- Directions:
From the listing below, select every line where the word "JSON" appears.
(Beginning of Excerpted data)
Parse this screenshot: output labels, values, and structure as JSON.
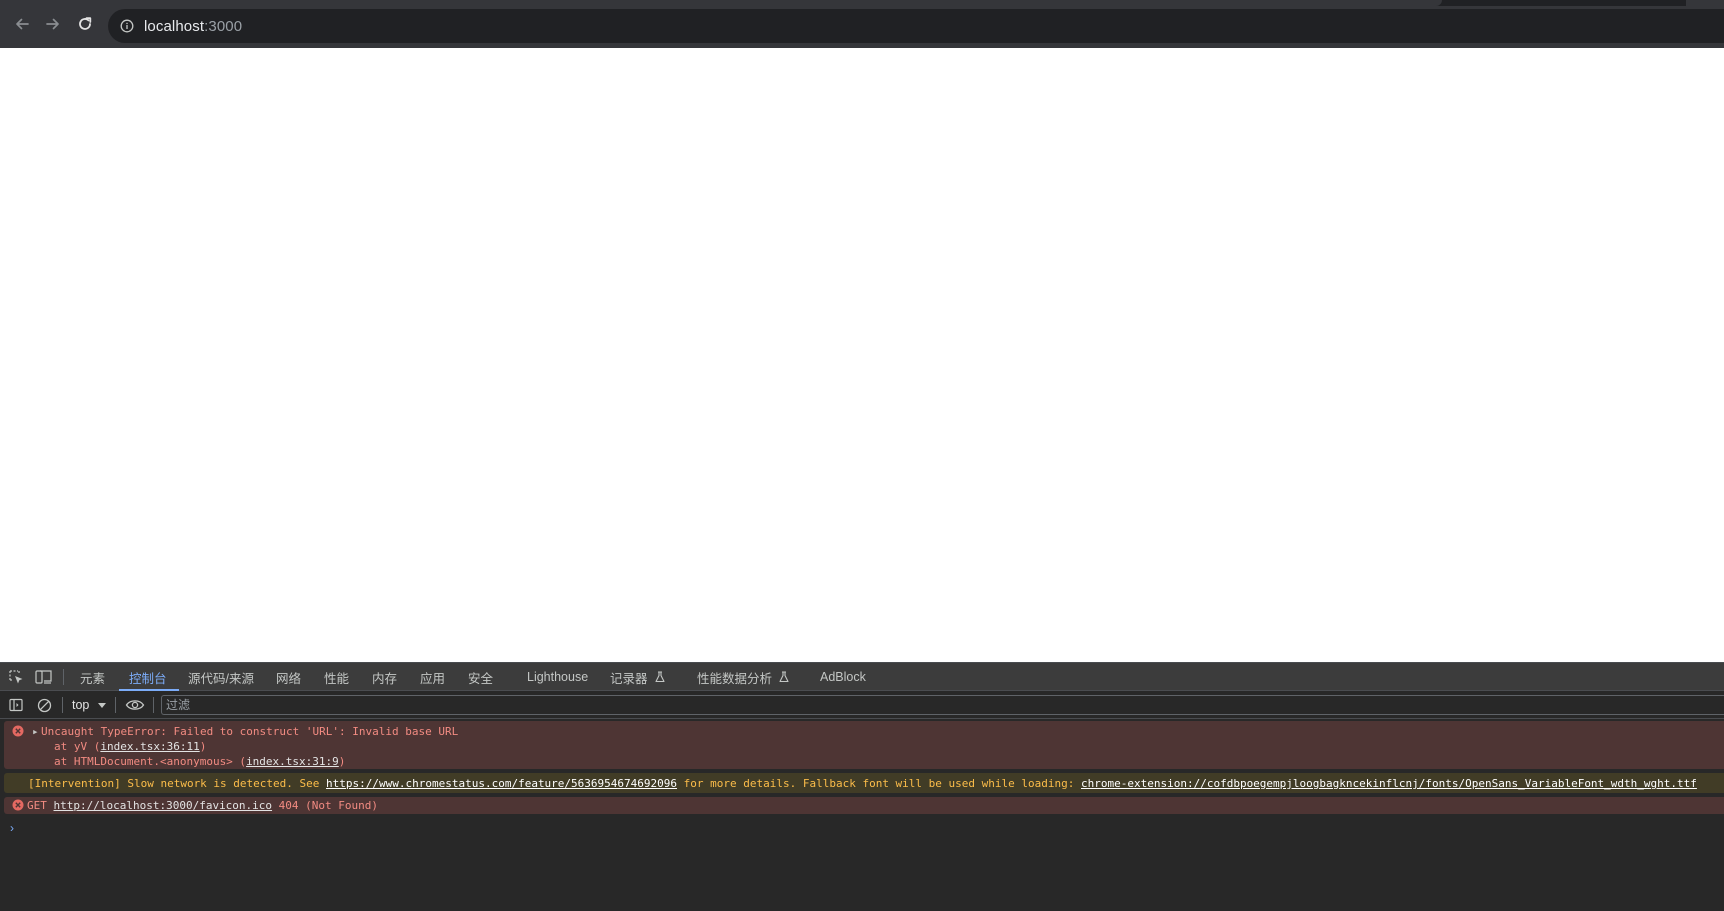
{
  "browser": {
    "url_host": "localhost",
    "url_port": ":3000"
  },
  "devtools": {
    "tabs": [
      {
        "label": "元素"
      },
      {
        "label": "控制台"
      },
      {
        "label": "源代码/来源"
      },
      {
        "label": "网络"
      },
      {
        "label": "性能"
      },
      {
        "label": "内存"
      },
      {
        "label": "应用"
      },
      {
        "label": "安全"
      },
      {
        "label": "Lighthouse"
      },
      {
        "label": "记录器"
      },
      {
        "label": "性能数据分析"
      },
      {
        "label": "AdBlock"
      }
    ],
    "active_tab": "控制台",
    "context": "top",
    "filter_placeholder": "过滤"
  },
  "console": {
    "error1": {
      "message": "Uncaught TypeError: Failed to construct 'URL': Invalid base URL",
      "stack1_prefix": "at yV (",
      "stack1_link": "index.tsx:36:11",
      "stack1_suffix": ")",
      "stack2_prefix": "at HTMLDocument.<anonymous> (",
      "stack2_link": "index.tsx:31:9",
      "stack2_suffix": ")"
    },
    "warning": {
      "text1": "[Intervention] Slow network is detected. See ",
      "link1": "https://www.chromestatus.com/feature/5636954674692096",
      "text2": " for more details. Fallback font will be used while loading: ",
      "link2": "chrome-extension://cofdbpoegempjloogbagkncekinflcnj/fonts/OpenSans_VariableFont_wdth_wght.ttf"
    },
    "error2": {
      "prefix": "GET ",
      "link": "http://localhost:3000/favicon.ico",
      "suffix": " 404 (Not Found)"
    },
    "prompt": "›"
  },
  "colors": {
    "error_bg": "#4e3534",
    "error_text": "#f28b82",
    "warning_bg": "#413c26",
    "warning_text": "#fcbd4a",
    "accent": "#7cacf8"
  }
}
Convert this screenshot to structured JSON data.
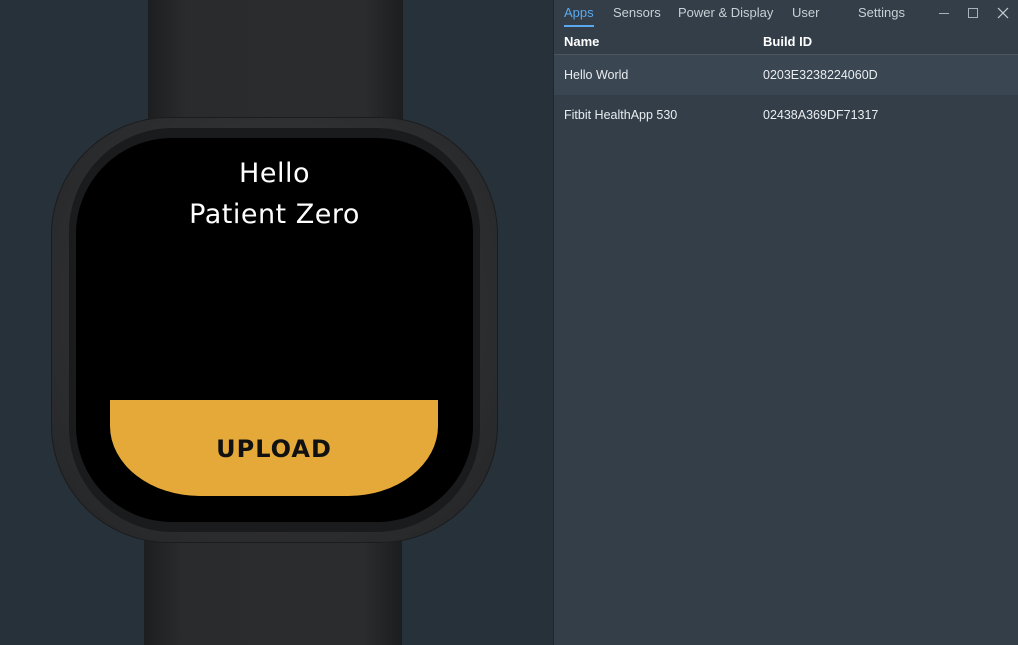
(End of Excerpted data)
- Completed task:
Parse this screenshot: output labels, values, and structure as JSON.
Convert this screenshot to structured JSON data.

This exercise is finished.